Owing to the technological developments, the companies have started offering High-definition (HD) and high-resolution IR cameras. The Vayu HD, developed by Sierra-Olympic Technologies Inc. was one of the world’s first Full High-definition uncooled infrared camera capable of 1080p output. It provided unmatched image resolution, sensitivity, and detector quality for the most efficient infrared imagery. Similarly, Xenics NV also introduced the Gobi-384, an uncooled microbolometer camera for thermal imaging, industrial, public service and security applications. This smart infrared camera combined a high-quality camera head, including a lens with onboard DSP-based control and communication, TCP/IP and Camera Link, processing power for intelligent real-time image correction and recognition, and a video interface. Furthermore, FLIR Systems Inc., one of the market leaders, added the Photon 640 to its family of compact thermal imaging cameras. Providing high resolution, the lightweight infrared device offers four times as many pixels on target compared to the Photon 320 model. These shock-resistant uncooled microbolometer cameras have a wide operating temperature range, analog and digital outputs, and optional GigE output.
With the market still being at an initial stage, future of microbolometers in IR cameras and surveillance is expected to witness higher growth, owing to the miniaturization efforts being taken by the companies in the market.

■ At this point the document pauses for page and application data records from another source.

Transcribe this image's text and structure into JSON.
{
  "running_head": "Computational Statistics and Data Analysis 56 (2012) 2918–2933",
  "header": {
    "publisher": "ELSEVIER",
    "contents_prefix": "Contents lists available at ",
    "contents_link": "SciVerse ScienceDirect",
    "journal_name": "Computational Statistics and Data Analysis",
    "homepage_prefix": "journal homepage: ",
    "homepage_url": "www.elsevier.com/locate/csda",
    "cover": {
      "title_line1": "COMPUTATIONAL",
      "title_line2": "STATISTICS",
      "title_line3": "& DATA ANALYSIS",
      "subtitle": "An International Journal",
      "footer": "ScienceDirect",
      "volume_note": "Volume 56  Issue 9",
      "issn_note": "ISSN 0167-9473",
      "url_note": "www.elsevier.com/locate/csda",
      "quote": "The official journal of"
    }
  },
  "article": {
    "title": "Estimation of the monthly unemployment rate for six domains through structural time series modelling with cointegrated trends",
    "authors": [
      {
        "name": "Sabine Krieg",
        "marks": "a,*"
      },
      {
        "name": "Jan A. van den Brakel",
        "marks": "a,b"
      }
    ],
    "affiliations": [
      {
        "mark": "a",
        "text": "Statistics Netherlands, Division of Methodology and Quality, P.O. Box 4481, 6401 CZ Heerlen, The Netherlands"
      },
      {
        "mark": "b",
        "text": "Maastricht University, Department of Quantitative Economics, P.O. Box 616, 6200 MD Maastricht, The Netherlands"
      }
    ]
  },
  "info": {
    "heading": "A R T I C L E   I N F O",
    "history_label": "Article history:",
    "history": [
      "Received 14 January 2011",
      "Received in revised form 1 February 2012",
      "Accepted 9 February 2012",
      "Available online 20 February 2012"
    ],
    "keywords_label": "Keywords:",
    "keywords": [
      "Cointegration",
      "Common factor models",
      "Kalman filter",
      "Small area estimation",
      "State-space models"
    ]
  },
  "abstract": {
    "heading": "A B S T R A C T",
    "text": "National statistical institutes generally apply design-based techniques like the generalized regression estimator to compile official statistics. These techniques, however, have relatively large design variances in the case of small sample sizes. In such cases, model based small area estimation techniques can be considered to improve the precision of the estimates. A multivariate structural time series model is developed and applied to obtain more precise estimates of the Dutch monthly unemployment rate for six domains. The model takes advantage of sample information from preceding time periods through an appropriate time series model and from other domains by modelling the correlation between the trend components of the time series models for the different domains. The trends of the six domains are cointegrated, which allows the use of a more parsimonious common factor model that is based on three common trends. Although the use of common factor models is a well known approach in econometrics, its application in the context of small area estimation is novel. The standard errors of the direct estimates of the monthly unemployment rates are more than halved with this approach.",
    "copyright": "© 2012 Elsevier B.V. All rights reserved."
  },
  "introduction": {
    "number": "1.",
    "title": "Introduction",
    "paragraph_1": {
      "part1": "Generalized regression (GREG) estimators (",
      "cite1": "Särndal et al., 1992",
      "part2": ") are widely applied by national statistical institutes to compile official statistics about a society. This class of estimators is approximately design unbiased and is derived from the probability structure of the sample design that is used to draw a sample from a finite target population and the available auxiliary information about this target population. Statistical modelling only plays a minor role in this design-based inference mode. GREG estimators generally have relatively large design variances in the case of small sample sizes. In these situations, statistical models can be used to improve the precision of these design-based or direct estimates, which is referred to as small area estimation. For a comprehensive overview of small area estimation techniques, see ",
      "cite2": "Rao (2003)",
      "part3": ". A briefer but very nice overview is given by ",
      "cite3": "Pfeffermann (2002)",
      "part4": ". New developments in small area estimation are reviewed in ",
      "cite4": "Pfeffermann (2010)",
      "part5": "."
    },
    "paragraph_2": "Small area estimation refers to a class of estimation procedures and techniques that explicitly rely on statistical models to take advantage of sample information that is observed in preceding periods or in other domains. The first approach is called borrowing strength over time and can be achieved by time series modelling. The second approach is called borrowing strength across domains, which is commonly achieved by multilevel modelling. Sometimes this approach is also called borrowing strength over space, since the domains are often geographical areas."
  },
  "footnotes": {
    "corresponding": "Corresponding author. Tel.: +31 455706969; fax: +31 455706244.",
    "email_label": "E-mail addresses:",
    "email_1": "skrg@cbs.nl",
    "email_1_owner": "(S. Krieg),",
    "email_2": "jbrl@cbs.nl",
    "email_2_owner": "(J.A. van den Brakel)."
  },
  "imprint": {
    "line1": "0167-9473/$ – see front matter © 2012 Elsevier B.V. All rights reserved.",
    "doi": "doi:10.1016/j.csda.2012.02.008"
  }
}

Companies to look out for
The report also examines the role of the leading market players involved in the industry. Some of the key players listed in the study are:
DRS Technologies Inc.
Optris Infrared Sensing LLC
Seek Thermal Inc.
About the IR Camera Market
As per Mordor Intelligence’s analysis, the global IR camera market was valued at USD 3.77 billion in 2017 and is estimated to reach USD 5.91 billion by 2023, registering a CAGR of 7.72% over the forecast period of 2018-2023.